◆ WHAT NEEDS TO BE DONE ◆
Locate every line below that contains the word "value" and copy it.

◆ Entries from a dataset of interfaces ◆
==================================================
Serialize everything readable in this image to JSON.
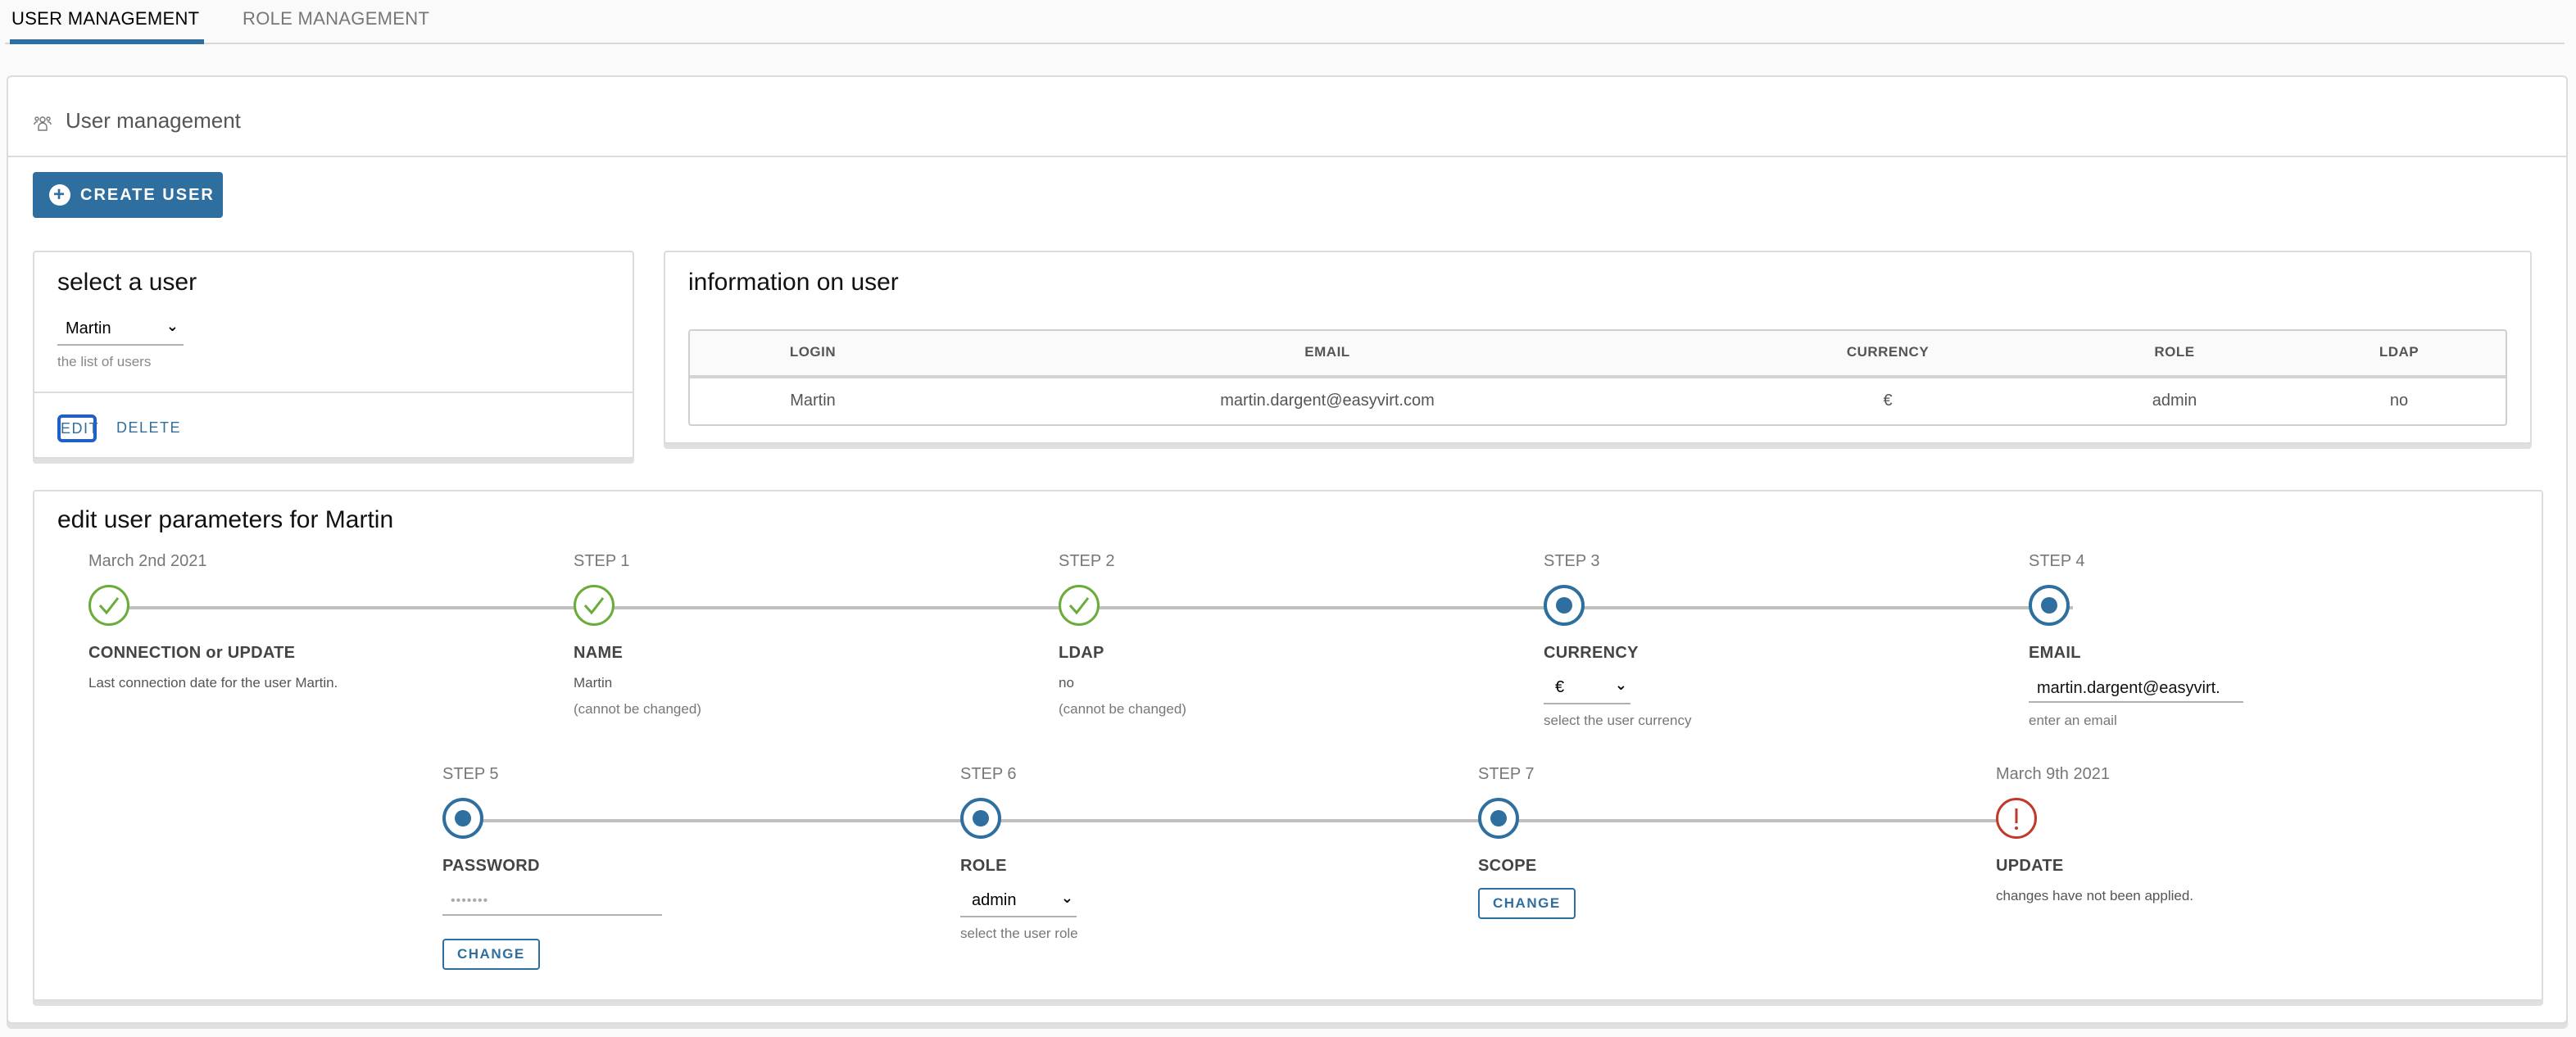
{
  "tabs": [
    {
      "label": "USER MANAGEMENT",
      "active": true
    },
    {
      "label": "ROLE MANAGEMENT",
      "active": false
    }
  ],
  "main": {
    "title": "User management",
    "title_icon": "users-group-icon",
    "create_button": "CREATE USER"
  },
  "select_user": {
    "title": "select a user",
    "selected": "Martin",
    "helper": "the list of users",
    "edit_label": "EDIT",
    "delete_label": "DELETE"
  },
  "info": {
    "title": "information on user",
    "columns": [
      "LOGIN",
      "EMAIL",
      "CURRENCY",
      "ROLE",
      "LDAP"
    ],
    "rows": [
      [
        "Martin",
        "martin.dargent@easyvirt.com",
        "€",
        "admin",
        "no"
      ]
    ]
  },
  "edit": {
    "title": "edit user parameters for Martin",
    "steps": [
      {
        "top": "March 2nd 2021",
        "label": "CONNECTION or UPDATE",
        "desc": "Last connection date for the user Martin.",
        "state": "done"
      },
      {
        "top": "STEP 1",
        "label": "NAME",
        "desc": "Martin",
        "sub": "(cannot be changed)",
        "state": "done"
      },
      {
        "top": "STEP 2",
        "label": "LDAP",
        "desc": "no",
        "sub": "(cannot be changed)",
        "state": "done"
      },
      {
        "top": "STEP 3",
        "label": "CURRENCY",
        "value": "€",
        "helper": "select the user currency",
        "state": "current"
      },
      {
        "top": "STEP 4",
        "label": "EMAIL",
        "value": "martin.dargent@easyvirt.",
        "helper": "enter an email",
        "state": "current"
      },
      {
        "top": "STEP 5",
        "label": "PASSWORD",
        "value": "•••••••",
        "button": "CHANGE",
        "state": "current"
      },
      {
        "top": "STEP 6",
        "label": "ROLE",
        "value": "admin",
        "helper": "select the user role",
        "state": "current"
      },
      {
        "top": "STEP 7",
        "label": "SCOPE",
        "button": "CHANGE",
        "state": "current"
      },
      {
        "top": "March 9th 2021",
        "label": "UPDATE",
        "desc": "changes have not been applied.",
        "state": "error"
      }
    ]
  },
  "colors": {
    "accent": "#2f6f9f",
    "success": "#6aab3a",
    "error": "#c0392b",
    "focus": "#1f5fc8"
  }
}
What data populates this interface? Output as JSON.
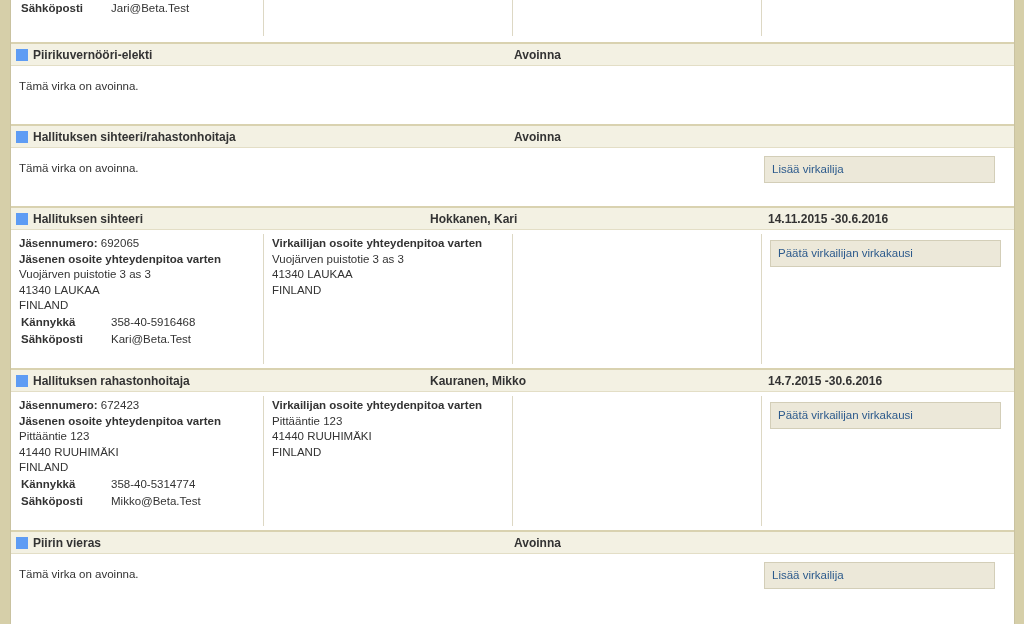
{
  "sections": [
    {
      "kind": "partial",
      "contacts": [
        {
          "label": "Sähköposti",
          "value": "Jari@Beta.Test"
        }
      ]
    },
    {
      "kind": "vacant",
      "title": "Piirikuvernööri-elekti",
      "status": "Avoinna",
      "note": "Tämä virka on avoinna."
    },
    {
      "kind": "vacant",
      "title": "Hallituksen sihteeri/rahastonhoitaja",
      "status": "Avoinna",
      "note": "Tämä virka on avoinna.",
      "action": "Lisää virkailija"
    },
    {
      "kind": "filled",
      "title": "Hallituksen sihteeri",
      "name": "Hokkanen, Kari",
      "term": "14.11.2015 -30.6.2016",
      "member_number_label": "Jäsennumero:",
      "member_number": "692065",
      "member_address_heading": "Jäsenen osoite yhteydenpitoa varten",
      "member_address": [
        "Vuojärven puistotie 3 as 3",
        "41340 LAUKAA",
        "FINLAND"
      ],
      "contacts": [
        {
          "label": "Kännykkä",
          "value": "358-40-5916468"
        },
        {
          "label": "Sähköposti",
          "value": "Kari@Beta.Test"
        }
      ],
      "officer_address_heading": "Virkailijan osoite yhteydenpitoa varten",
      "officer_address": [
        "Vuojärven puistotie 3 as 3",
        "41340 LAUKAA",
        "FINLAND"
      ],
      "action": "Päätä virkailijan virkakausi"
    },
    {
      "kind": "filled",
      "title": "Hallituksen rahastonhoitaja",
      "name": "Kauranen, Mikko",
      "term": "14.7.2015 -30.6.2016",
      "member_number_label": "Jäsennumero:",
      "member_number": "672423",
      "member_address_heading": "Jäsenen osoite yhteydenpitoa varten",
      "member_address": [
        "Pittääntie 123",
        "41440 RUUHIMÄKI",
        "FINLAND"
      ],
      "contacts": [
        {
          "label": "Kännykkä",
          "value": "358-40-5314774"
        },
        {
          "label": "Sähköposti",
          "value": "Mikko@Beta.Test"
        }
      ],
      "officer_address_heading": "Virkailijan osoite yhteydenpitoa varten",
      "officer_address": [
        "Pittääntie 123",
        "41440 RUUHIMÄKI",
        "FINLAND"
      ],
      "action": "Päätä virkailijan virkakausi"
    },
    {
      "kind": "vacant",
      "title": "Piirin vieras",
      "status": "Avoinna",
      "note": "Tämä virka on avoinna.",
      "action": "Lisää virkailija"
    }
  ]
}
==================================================
◆ EXERCISE OUTPUT ◆
        "value": "€",
        "value": "martin.dargent@easyvirt.",
        "value": "•••••••",
        "value": "admin",
          "value": "Jari@Beta.Test"
          "value": "358-40-5916468"
          "value": "Kari@Beta.Test"
          "value": "358-40-5314774"
          "value": "Mikko@Beta.Test"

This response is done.